At the age of 74, John Carpenter can look back on a career filled with monstrous success. Now widely considered to be one of the pioneers of American horror cinema as we know it today, Carpenter’s CV boasts titles such as Halloween, They Live, The Fog, The Thing and countless other now-iconic feature films.
Managing to successfully tread the line between major commercial triumph and the label of an independent cult icon, Carpenter has been able to blur the lines between horror, science fiction and action to create a cinematic aesthetic that is entirely his own.
From a young age, Carpenter was fascinated with the idea of Hollywood and moving picture.
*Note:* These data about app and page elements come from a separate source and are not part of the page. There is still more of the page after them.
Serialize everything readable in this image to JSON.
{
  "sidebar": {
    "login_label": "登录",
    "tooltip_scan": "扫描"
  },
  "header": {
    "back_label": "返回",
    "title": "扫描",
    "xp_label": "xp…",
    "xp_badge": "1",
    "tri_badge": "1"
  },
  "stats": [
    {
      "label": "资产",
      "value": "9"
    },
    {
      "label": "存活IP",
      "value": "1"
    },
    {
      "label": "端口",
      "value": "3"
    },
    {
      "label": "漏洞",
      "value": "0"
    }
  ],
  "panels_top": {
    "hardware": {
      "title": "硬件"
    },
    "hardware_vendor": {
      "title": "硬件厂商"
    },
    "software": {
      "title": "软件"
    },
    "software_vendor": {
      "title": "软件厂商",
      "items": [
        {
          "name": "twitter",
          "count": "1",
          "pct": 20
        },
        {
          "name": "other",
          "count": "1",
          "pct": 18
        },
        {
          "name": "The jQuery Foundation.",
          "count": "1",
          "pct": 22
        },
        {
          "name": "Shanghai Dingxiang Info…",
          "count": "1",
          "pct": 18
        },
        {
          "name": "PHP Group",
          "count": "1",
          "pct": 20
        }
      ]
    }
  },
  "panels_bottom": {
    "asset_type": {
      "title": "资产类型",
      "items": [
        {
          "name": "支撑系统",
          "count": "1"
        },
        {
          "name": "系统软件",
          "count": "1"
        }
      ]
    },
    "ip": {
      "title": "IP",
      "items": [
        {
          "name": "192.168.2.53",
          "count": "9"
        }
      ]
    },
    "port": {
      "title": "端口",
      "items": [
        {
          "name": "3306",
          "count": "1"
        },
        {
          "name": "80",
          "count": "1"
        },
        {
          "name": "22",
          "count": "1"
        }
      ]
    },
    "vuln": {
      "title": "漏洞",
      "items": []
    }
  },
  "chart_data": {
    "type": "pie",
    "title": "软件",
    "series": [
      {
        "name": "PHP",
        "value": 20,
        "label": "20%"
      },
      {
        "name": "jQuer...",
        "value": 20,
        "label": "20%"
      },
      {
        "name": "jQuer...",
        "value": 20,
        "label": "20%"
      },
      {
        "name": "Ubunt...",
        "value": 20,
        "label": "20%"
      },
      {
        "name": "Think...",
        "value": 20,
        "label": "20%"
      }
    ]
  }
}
Having studied the western films of John Ford and Howard Hawks, he transitioned into other genres and became borderline obsessed with low-budget horror movies from the 1950s. Having started to create his own shorts on 8mm film, Carpenter went on to film school and continued his almost forensic research into some of the great directors that have come before him.
Having pulled in inspiration from the realms of nature and music, Carpenter’s deep love for the movies is what has driven him this far. When drawn into a conversation about the films that helped to shape his creative vision, Carpenter was immediate in his response: “It would have to be one of Howard Hawks’ films,” Carpenter said in a past interview. “Either Only Angels Have Wings, His Girl Friday, Red River, Rio Bravo or The Big Sleep,” he added
Carpenter continued: “Hawks was a visionary filmmaker who lasted from the silents to 1970. When I was in film school, the big director everyone talked about was John Ford. But I always thought Ford, who was Irish, was more of an immigrant director. Many of his themes were very European, as were his views of women, the family, and motherhood.”
“But Hawks was a modern director. His women were strong and modern and put up with no bullshit. I really responded to that because it felt real and American.”
Given Carpenter’s early love for the western genre, it should come as no real surprise that Howard Hawks left a lasting impression. Like Carpenter would do himself, Hawks was able to bring his own vision to reality by merging the somewhat stringent lines of genre, blurring the concepts of comedy, drama, sci-fi and more.
Hawks, who is perhaps best remembered for films such as Red River, The Big Sleep, Bringing Up Baby and others, pushed boundaries of society through his work, often building a screenplay around strong, independent and quite brilliant female characters. “I’m a storyteller – that’s the chief function of a director,” Hawks once said. “And they’re moving pictures, let’s make ’em move”. A sentiment Carpenter has lived by.